Welcome to the new version of CaltechAUTHORS. Login is currently restricted to library staff. If you notice any issues, please email coda@library.caltech.edu
Published May 20, 2012 | Published
Journal Article Open

Evidence for Environmental Changes in the Submillimeter Dust Opacity


The submillimeter opacity of dust in the diffuse interstellar medium (ISM) in the Galactic plane has been quantified using a pixel-by-pixel correlation of images of continuum emission with a proxy for column density.
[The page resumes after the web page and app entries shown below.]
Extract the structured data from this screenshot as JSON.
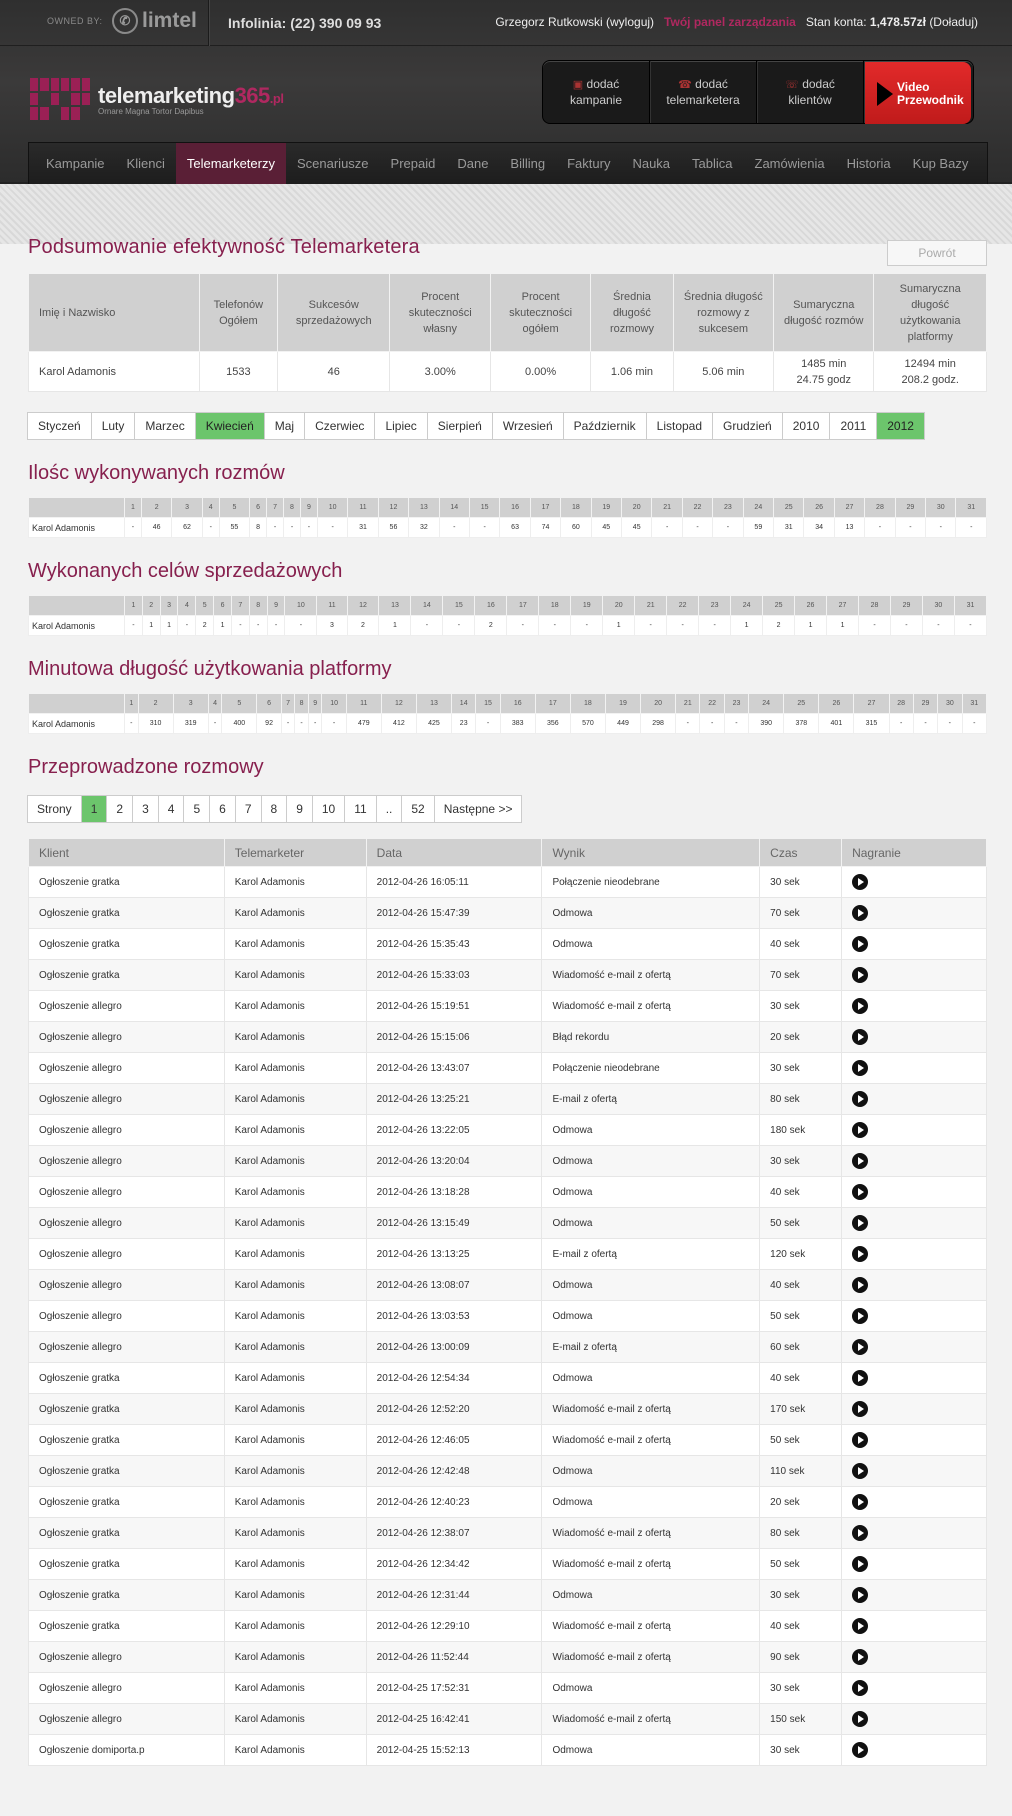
{
  "top": {
    "owned_by": "OWNED BY:",
    "limtel": "limtel",
    "infolinia": "Infolinia: (22) 390 09 93",
    "user": "Grzegorz Rutkowski (wyloguj)",
    "panel": "Twój panel zarządzania",
    "balance_label": "Stan konta:",
    "balance_value": "1,478.57zł",
    "topup": "(Doładuj)"
  },
  "logo": {
    "name_main": "telemarketing",
    "name_accent": "365",
    "tld": ".pl",
    "slogan": "Ornare Magna Tortor Dapibus"
  },
  "actions": [
    {
      "line1": "dodać",
      "line2": "kampanie"
    },
    {
      "line1": "dodać",
      "line2": "telemarketera"
    },
    {
      "line1": "dodać",
      "line2": "klientów"
    }
  ],
  "video": {
    "line1": "Video",
    "line2": "Przewodnik"
  },
  "nav": [
    "Kampanie",
    "Klienci",
    "Telemarketerzy",
    "Scenariusze",
    "Prepaid",
    "Dane",
    "Billing",
    "Faktury",
    "Nauka",
    "Tablica",
    "Zamówienia",
    "Historia",
    "Kup Bazy"
  ],
  "nav_active": 2,
  "summary": {
    "title": "Podsumowanie efektywność Telemarketera",
    "back": "Powrót",
    "headers": [
      "Imię i Nazwisko",
      "Telefonów Ogółem",
      "Sukcesów sprzedażowych",
      "Procent skuteczności własny",
      "Procent skuteczności ogółem",
      "Średnia długość rozmowy",
      "Średnia długość rozmowy z sukcesem",
      "Sumaryczna długość rozmów",
      "Sumaryczna długość użytkowania platformy"
    ],
    "row": [
      "Karol Adamonis",
      "1533",
      "46",
      "3.00%",
      "0.00%",
      "1.06 min",
      "5.06 min",
      "1485 min\n24.75 godz",
      "12494 min\n208.2 godz."
    ]
  },
  "months": [
    "Styczeń",
    "Luty",
    "Marzec",
    "Kwiecień",
    "Maj",
    "Czerwiec",
    "Lipiec",
    "Sierpień",
    "Wrzesień",
    "Październik",
    "Listopad",
    "Grudzień",
    "2010",
    "2011",
    "2012"
  ],
  "months_active": [
    3,
    14
  ],
  "grids": [
    {
      "title": "Ilośc wykonywanych rozmów",
      "name": "Karol Adamonis",
      "values": [
        "-",
        "46",
        "62",
        "-",
        "55",
        "8",
        "-",
        "-",
        "-",
        "-",
        "31",
        "56",
        "32",
        "-",
        "-",
        "63",
        "74",
        "60",
        "45",
        "45",
        "-",
        "-",
        "-",
        "59",
        "31",
        "34",
        "13",
        "-",
        "-",
        "-",
        "-"
      ]
    },
    {
      "title": "Wykonanych celów sprzedażowych",
      "name": "Karol Adamonis",
      "values": [
        "-",
        "1",
        "1",
        "-",
        "2",
        "1",
        "-",
        "-",
        "-",
        "-",
        "3",
        "2",
        "1",
        "-",
        "-",
        "2",
        "-",
        "-",
        "-",
        "1",
        "-",
        "-",
        "-",
        "1",
        "2",
        "1",
        "1",
        "-",
        "-",
        "-",
        "-"
      ]
    },
    {
      "title": "Minutowa długość użytkowania platformy",
      "name": "Karol Adamonis",
      "values": [
        "-",
        "310",
        "319",
        "-",
        "400",
        "92",
        "-",
        "-",
        "-",
        "-",
        "479",
        "412",
        "425",
        "23",
        "-",
        "383",
        "356",
        "570",
        "449",
        "298",
        "-",
        "-",
        "-",
        "390",
        "378",
        "401",
        "315",
        "-",
        "-",
        "-",
        "-"
      ]
    }
  ],
  "calls": {
    "title": "Przeprowadzone rozmowy",
    "pager": [
      "Strony",
      "1",
      "2",
      "3",
      "4",
      "5",
      "6",
      "7",
      "8",
      "9",
      "10",
      "11",
      "..",
      "52",
      "Następne >>"
    ],
    "pager_active": 1,
    "headers": [
      "Klient",
      "Telemarketer",
      "Data",
      "Wynik",
      "Czas",
      "Nagranie"
    ],
    "rows": [
      [
        "Ogłoszenie gratka",
        "Karol Adamonis",
        "2012-04-26 16:05:11",
        "Połączenie nieodebrane",
        "30 sek"
      ],
      [
        "Ogłoszenie gratka",
        "Karol Adamonis",
        "2012-04-26 15:47:39",
        "Odmowa",
        "70 sek"
      ],
      [
        "Ogłoszenie gratka",
        "Karol Adamonis",
        "2012-04-26 15:35:43",
        "Odmowa",
        "40 sek"
      ],
      [
        "Ogłoszenie gratka",
        "Karol Adamonis",
        "2012-04-26 15:33:03",
        "Wiadomość e-mail z ofertą",
        "70 sek"
      ],
      [
        "Ogłoszenie allegro",
        "Karol Adamonis",
        "2012-04-26 15:19:51",
        "Wiadomość e-mail z ofertą",
        "30 sek"
      ],
      [
        "Ogłoszenie allegro",
        "Karol Adamonis",
        "2012-04-26 15:15:06",
        "Błąd rekordu",
        "20 sek"
      ],
      [
        "Ogłoszenie allegro",
        "Karol Adamonis",
        "2012-04-26 13:43:07",
        "Połączenie nieodebrane",
        "30 sek"
      ],
      [
        "Ogłoszenie allegro",
        "Karol Adamonis",
        "2012-04-26 13:25:21",
        "E-mail z ofertą",
        "80 sek"
      ],
      [
        "Ogłoszenie allegro",
        "Karol Adamonis",
        "2012-04-26 13:22:05",
        "Odmowa",
        "180 sek"
      ],
      [
        "Ogłoszenie allegro",
        "Karol Adamonis",
        "2012-04-26 13:20:04",
        "Odmowa",
        "30 sek"
      ],
      [
        "Ogłoszenie allegro",
        "Karol Adamonis",
        "2012-04-26 13:18:28",
        "Odmowa",
        "40 sek"
      ],
      [
        "Ogłoszenie allegro",
        "Karol Adamonis",
        "2012-04-26 13:15:49",
        "Odmowa",
        "50 sek"
      ],
      [
        "Ogłoszenie allegro",
        "Karol Adamonis",
        "2012-04-26 13:13:25",
        "E-mail z ofertą",
        "120 sek"
      ],
      [
        "Ogłoszenie allegro",
        "Karol Adamonis",
        "2012-04-26 13:08:07",
        "Odmowa",
        "40 sek"
      ],
      [
        "Ogłoszenie allegro",
        "Karol Adamonis",
        "2012-04-26 13:03:53",
        "Odmowa",
        "50 sek"
      ],
      [
        "Ogłoszenie allegro",
        "Karol Adamonis",
        "2012-04-26 13:00:09",
        "E-mail z ofertą",
        "60 sek"
      ],
      [
        "Ogłoszenie gratka",
        "Karol Adamonis",
        "2012-04-26 12:54:34",
        "Odmowa",
        "40 sek"
      ],
      [
        "Ogłoszenie gratka",
        "Karol Adamonis",
        "2012-04-26 12:52:20",
        "Wiadomość e-mail z ofertą",
        "170 sek"
      ],
      [
        "Ogłoszenie gratka",
        "Karol Adamonis",
        "2012-04-26 12:46:05",
        "Wiadomość e-mail z ofertą",
        "50 sek"
      ],
      [
        "Ogłoszenie gratka",
        "Karol Adamonis",
        "2012-04-26 12:42:48",
        "Odmowa",
        "110 sek"
      ],
      [
        "Ogłoszenie gratka",
        "Karol Adamonis",
        "2012-04-26 12:40:23",
        "Odmowa",
        "20 sek"
      ],
      [
        "Ogłoszenie gratka",
        "Karol Adamonis",
        "2012-04-26 12:38:07",
        "Wiadomość e-mail z ofertą",
        "80 sek"
      ],
      [
        "Ogłoszenie gratka",
        "Karol Adamonis",
        "2012-04-26 12:34:42",
        "Wiadomość e-mail z ofertą",
        "50 sek"
      ],
      [
        "Ogłoszenie gratka",
        "Karol Adamonis",
        "2012-04-26 12:31:44",
        "Odmowa",
        "30 sek"
      ],
      [
        "Ogłoszenie gratka",
        "Karol Adamonis",
        "2012-04-26 12:29:10",
        "Wiadomość e-mail z ofertą",
        "40 sek"
      ],
      [
        "Ogłoszenie allegro",
        "Karol Adamonis",
        "2012-04-26 11:52:44",
        "Wiadomość e-mail z ofertą",
        "90 sek"
      ],
      [
        "Ogłoszenie allegro",
        "Karol Adamonis",
        "2012-04-25 17:52:31",
        "Odmowa",
        "30 sek"
      ],
      [
        "Ogłoszenie allegro",
        "Karol Adamonis",
        "2012-04-25 16:42:41",
        "Wiadomość e-mail z ofertą",
        "150 sek"
      ],
      [
        "Ogłoszenie domiporta.p",
        "Karol Adamonis",
        "2012-04-25 15:52:13",
        "Odmowa",
        "30 sek"
      ]
    ]
  }
}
We used multi-wavelength continuum data: three Balloon-borne Large Aperture Submillimeter Telescope bands at 250, 350, and 500 μm and one IRAS band at 100 μm. The proxy is the near-infrared color excess, E(J – K_s), obtained from the Two Micron All Sky Survey. Based on observations of stars, we show how well this color excess is correlated with the total hydrogen column density for regions of moderate extinction. The ratio of emission to column density, the emissivity, is then known from the correlations, as a function of frequency. The spectral distribution of this emissivity can be fit by a modified blackbody, whence the characteristic dust temperature T and the desired opacity σ_e(1200) at 1200 GHz or 250 μm can be obtained. We have analyzed 14 regions near the Galactic plane toward the Vela molecular cloud, mostly selected to avoid regions of high column density (N_H > 10^(22) cm^(–2)) and small enough to ensure a uniform dust temperature. We find σ_e(1200) is typically (2-4) × 10^(–25) cm^2 H^(–1) and thus about 2-4 times larger than the average value in the local high Galactic latitude diffuse atomic ISM. This is strong evidence for grain evolution. There is a range in total power per H nucleon absorbed (and re-radiated) by the dust, reflecting changes in the strength of the interstellar radiation field and/or the dust absorption opacity. These changes in emission opacity and power affect the equilibrium T, which is typically 15 K, colder than at high latitudes. Our analysis extends, to higher opacity and lower temperature, the trend of increasing σ_e(1200) with decreasing T that was found at high latitudes. The recognition of changes in the emission opacity raises a cautionary flag because all column densities deduced from dust emission maps, and the masses of compact structures within them, depend inversely on the value adopted.

Additional Information

© 2012 American Astronomical Society. Received 2011 December 22; accepted 2012 March 14; published 2012 May 1. The BLAST collaboration acknowledges the support of NASA through grant numbers NAG5-12785, NAG5-13301, and NNGO-6GI11G, the Canadian Space Agency (CSA), the UK Particle Physics & Astronomy Research Council (PPARC), and Canada's Natural Sciences and Engineering Research Council (NSERC). We thank the Columbia Scientific Balloon Facility (CSBF) staff for their outstanding work. Finally, we appreciate the careful reading of the manuscript by the referee, B. T. Draine, which has led to some clarification and elaboration of the analysis.

Attached Files

Published - Martin2012p18398Astrophys_J.pdf


Files (944.3 kB)
Name Size Download all
944.3 kB Preview Download

Additional details

August 22, 2023
October 17, 2023